Reduced masses

A molecular vibration normally involves all the atoms moving simultaneously. This is clearly very different from the simple harmonic motion of a mass attached to a spring that is attached to an immovable object. Nevertheless, it is convenient to visualize a molecular vibration as consisting of a single mass, M, on the end of a spring of force constant k. For such a system, the period of vibration, T, is given by:


How, then, do we relate the complicated motion of a molecular vibration to the mass and spring model?

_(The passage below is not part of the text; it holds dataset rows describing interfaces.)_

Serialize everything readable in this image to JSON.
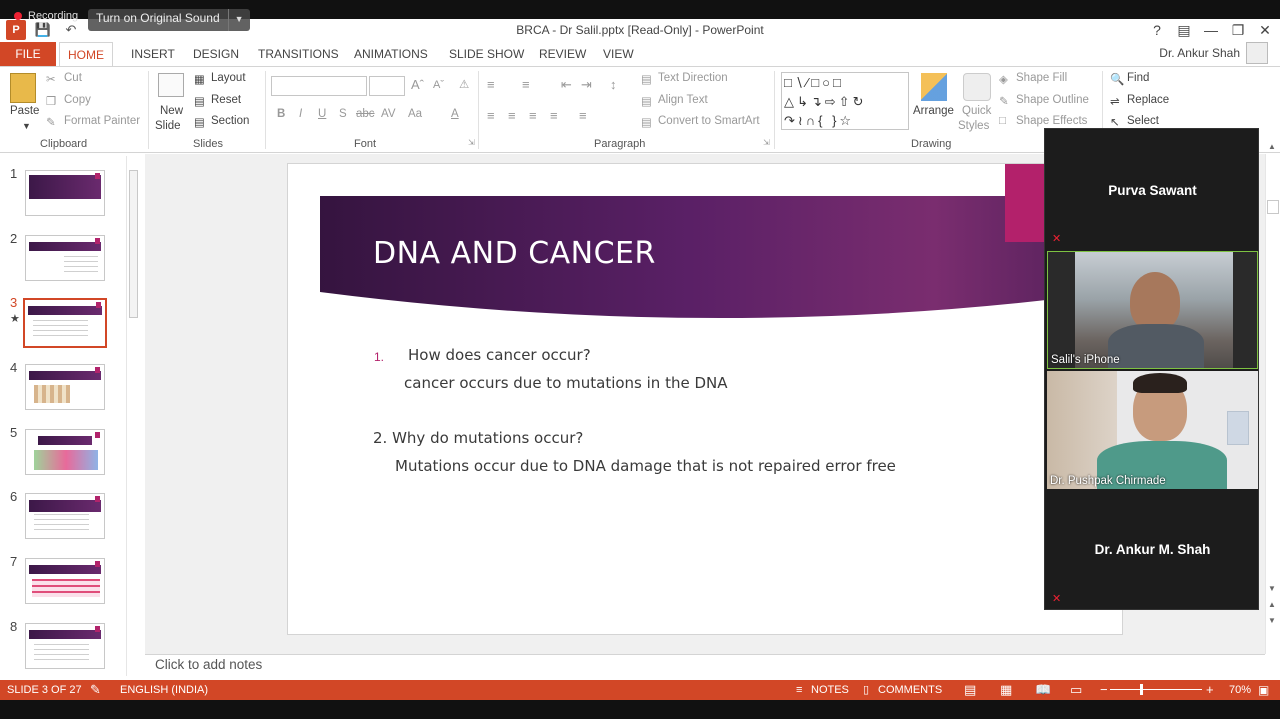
{
  "overlay": {
    "recording_label": "Recording",
    "sound_button": "Turn on Original Sound"
  },
  "window": {
    "title": "BRCA - Dr Salil.pptx [Read-Only] - PowerPoint",
    "help": "?",
    "user": "Dr. Ankur Shah"
  },
  "tabs": [
    "FILE",
    "HOME",
    "INSERT",
    "DESIGN",
    "TRANSITIONS",
    "ANIMATIONS",
    "SLIDE SHOW",
    "REVIEW",
    "VIEW"
  ],
  "ribbon": {
    "clipboard": {
      "label": "Clipboard",
      "paste": "Paste",
      "cut": "Cut",
      "copy": "Copy",
      "format_painter": "Format Painter"
    },
    "slides": {
      "label": "Slides",
      "new_slide_line1": "New",
      "new_slide_line2": "Slide",
      "layout": "Layout",
      "reset": "Reset",
      "section": "Section"
    },
    "font": {
      "label": "Font",
      "bold": "B",
      "italic": "I",
      "underline": "U",
      "shadow": "S",
      "strike": "abc",
      "spacing": "AV",
      "case": "Aa",
      "color": "A"
    },
    "paragraph": {
      "label": "Paragraph",
      "text_direction": "Text Direction",
      "align_text": "Align Text",
      "convert_smartart": "Convert to SmartArt"
    },
    "drawing": {
      "label": "Drawing",
      "arrange": "Arrange",
      "quick_styles_line1": "Quick",
      "quick_styles_line2": "Styles",
      "shape_fill": "Shape Fill",
      "shape_outline": "Shape Outline",
      "shape_effects": "Shape Effects"
    },
    "editing": {
      "find": "Find",
      "replace": "Replace",
      "select": "Select"
    }
  },
  "thumbnails": [
    "1",
    "2",
    "3",
    "4",
    "5",
    "6",
    "7",
    "8"
  ],
  "slide": {
    "title": "DNA AND CANCER",
    "item1_num": "1.",
    "item1": "How does cancer occur?",
    "item1_answer": "cancer occurs due to mutations in the DNA",
    "item2": "2. Why do mutations occur?",
    "item2_answer": "Mutations occur due to DNA damage that is not repaired error free"
  },
  "notes_placeholder": "Click to add notes",
  "participants": [
    {
      "name": "Purva Sawant"
    },
    {
      "name": "Salil's iPhone"
    },
    {
      "name": "Dr. Pushpak Chirmade"
    },
    {
      "name": "Dr. Ankur M. Shah"
    }
  ],
  "status": {
    "slide": "SLIDE 3 OF 27",
    "language": "ENGLISH (INDIA)",
    "notes": "NOTES",
    "comments": "COMMENTS",
    "zoom": "70%"
  }
}
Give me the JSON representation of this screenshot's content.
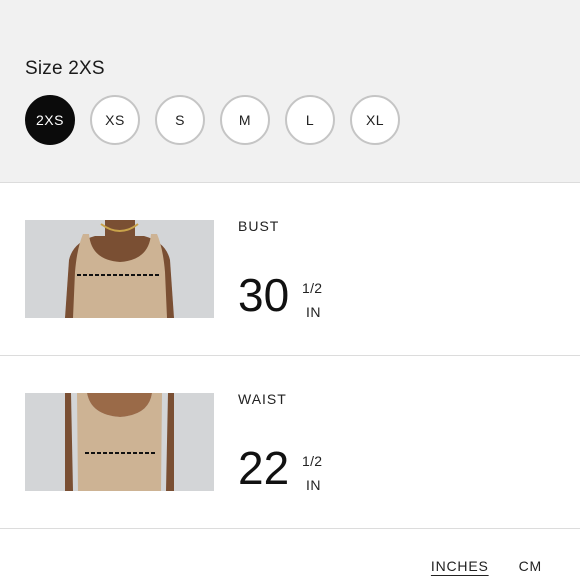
{
  "size_selector": {
    "title": "Size 2XS",
    "options": [
      {
        "label": "2XS",
        "selected": true
      },
      {
        "label": "XS",
        "selected": false
      },
      {
        "label": "S",
        "selected": false
      },
      {
        "label": "M",
        "selected": false
      },
      {
        "label": "L",
        "selected": false
      },
      {
        "label": "XL",
        "selected": false
      }
    ]
  },
  "measurements": [
    {
      "label": "BUST",
      "whole": "30",
      "fraction": "1/2",
      "unit": "IN"
    },
    {
      "label": "WAIST",
      "whole": "22",
      "fraction": "1/2",
      "unit": "IN"
    }
  ],
  "unit_toggle": {
    "options": [
      {
        "label": "INCHES",
        "active": true
      },
      {
        "label": "CM",
        "active": false
      }
    ]
  },
  "colors": {
    "selected_bg": "#0b0b0b",
    "panel_bg": "#f1f1f1",
    "garment": "#cfb698",
    "skin": "#7a4f33"
  }
}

During a molecular vibration, each atom follows a simple harmonic motion. So the problem is, to what extent does each atom contribute to the mass, and to what extent does each atom contribute to the spring?

In order to answer this, first consider some simple systems. In the system H-X, where X has a very large mass, compared to that of the H, the effective mass is obviously that of H. In H2, the effective mass is half that of a single H. Why is this so? In H-X, particle X is stationary, and particle H contributes 100% of the energy to the vibration. In H2, each particle obviously contributes 50%, but now the center of mass is half way between the two particles. If the force constants are the same in H-X and in H-H, then the period of vibration of H-X will be 21/2 times that of H-H. This is the same period as for a system of two particles, each of which having a mass twice that of a H particle. For a system of two particles, A and B, having masses MA and MB, the vibrational wavefunction, $\psi_v$, is:


This can be interpreted as particle A moves $(\sqrt{\frac{M_B}{M_A+M_B}})^2$in the time particle B moves $(\sqrt{\frac{M_A}{M_A+M_B}})^2$. The center of mass, $\rho$, stays constant:

\begin{displaymath}\rho=\sum_iM_i\delta x_i = M_A\frac{M_A}{M_A+M_B}- M_B\frac{M_A}{M_A+M_B} = 0.

The square of the coefficients of the wavefunction represent the contribution to the motion. The effective mass, $\mu$, for this system is:

\begin{displaymath}\mu = \frac{M_A\times M_B}{M_A+M_B}.

What fraction is due to A and what fraction is due to B? From the wavefunction, the intensity of A is $\frac{M_B}{M_A+M_B}$, and the relative rate of motion is also $\frac{M_B}{M_A+M_B}$, so the contribution to the effective mass due to A is:


likewise, for B:


Consider two particles, A and B, of mass 1 and 4, respectively. The wavefunction for the vibration is:

\begin{displaymath}\psi_v = \sqrt{\frac{4}{5}}\psi_A-\sqrt{\frac{1}{5}}\psi_B,

where A contributes

\begin{displaymath}\frac{16}{25}\times 1 = 0.64

and B contributes

\begin{displaymath}\frac{1}{25}\times 4 = 0.16

to the effective mass of $\frac{4}{5}$.

In other words, the contribution to the effective mass is equal to the intensity of the wavefunction on each atom, times the mass of the atom, times the intensity of the wavefunction. This is intuitively correct: the total vibration is composed of contributions from each particle, and the amount each particle contributes is proportional to its intensity in the wavefunction. The mass of each particle is also proportional to its intensity in the wavefunction.

Extension to polyatomic molecules is now trivial. The effective mass is given by:

\begin{displaymath}\mu = \sum_A <\!\psi_AM_A\psi_A\!>\times <\!\psi_A\vert\psi_A\!>.

When written in this way, the quantum nature of the expression is obvious. However, for computational convenience, the effective mass is rewritten as:

\begin{displaymath}\mu = \sum_A(\psi_A^2)^2\times M_A


\begin{displaymath}\mu = \sum_A(\sum_{i=1}^3c_{A_i}^2)^2M_A.

This expression is suitable for most systems. However, it is not a well-defined quantity. Under certain circumstances involving degenerate vibrations, the quantity μ can become ill-defined. This phenomenon can be attributed to the fact that the reduced mass is not an observable.